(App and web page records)
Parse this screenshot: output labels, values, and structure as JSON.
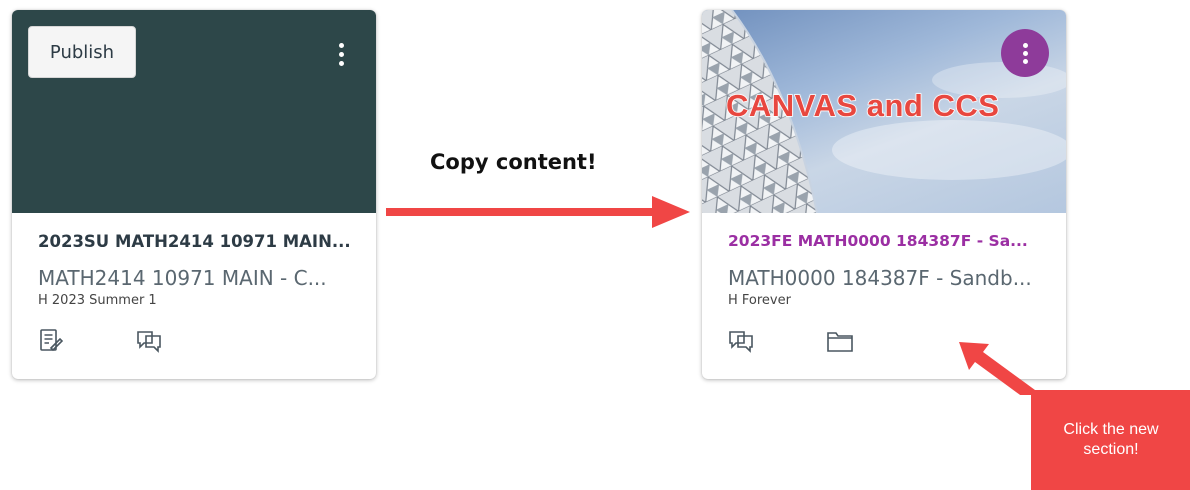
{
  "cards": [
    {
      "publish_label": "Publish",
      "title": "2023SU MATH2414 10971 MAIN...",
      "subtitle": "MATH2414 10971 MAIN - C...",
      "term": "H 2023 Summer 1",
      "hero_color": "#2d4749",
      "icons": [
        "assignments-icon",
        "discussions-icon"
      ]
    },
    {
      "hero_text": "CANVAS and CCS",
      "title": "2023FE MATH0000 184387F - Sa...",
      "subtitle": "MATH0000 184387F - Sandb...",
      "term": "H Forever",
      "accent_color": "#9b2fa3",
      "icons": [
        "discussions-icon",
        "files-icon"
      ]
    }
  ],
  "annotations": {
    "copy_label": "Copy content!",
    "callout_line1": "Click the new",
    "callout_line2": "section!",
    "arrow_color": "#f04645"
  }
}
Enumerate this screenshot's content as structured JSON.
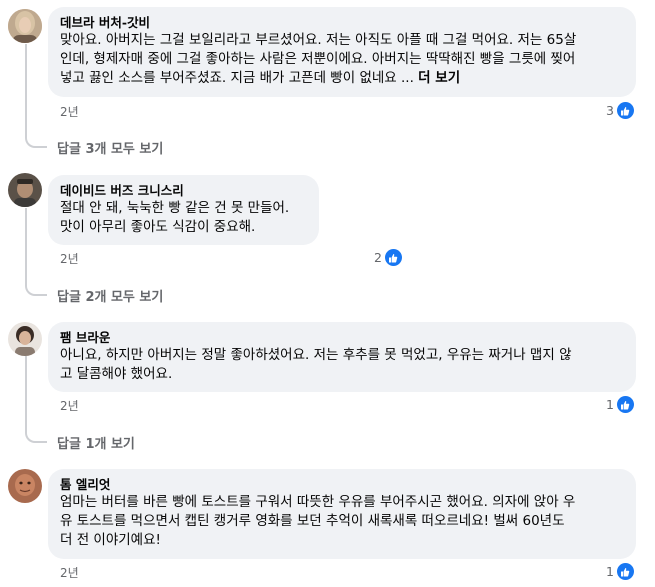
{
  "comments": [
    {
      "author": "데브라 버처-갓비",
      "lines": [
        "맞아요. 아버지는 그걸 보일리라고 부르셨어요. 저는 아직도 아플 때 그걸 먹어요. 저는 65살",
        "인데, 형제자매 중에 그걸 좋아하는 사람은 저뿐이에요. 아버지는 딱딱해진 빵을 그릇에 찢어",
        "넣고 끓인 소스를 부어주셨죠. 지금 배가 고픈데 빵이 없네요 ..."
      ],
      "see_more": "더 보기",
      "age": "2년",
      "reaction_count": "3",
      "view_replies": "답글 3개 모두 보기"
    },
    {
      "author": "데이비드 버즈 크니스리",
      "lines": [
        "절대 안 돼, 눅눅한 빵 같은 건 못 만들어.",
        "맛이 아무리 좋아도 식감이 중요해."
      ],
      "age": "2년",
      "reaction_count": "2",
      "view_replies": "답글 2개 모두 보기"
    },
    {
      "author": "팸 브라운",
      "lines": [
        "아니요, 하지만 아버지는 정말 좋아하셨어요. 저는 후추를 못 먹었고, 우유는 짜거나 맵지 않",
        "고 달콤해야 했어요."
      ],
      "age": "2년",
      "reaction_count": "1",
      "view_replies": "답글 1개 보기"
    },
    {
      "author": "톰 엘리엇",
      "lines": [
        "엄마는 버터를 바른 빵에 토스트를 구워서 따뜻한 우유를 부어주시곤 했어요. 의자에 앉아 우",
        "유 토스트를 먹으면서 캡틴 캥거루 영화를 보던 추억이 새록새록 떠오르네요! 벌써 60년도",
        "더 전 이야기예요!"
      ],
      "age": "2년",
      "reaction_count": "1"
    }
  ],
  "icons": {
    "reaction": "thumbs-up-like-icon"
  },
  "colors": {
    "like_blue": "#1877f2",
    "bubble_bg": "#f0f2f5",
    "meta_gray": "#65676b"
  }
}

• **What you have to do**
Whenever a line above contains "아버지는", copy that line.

• **Solution to this task**
        "맞아요. 아버지는 그걸 보일리라고 부르셨어요. 저는 아직도 아플 때 그걸 먹어요. 저는 65살",
        "인데, 형제자매 중에 그걸 좋아하는 사람은 저뿐이에요. 아버지는 딱딱해진 빵을 그릇에 찢어",
        "아니요, 하지만 아버지는 정말 좋아하셨어요. 저는 후추를 못 먹었고, 우유는 짜거나 맵지 않",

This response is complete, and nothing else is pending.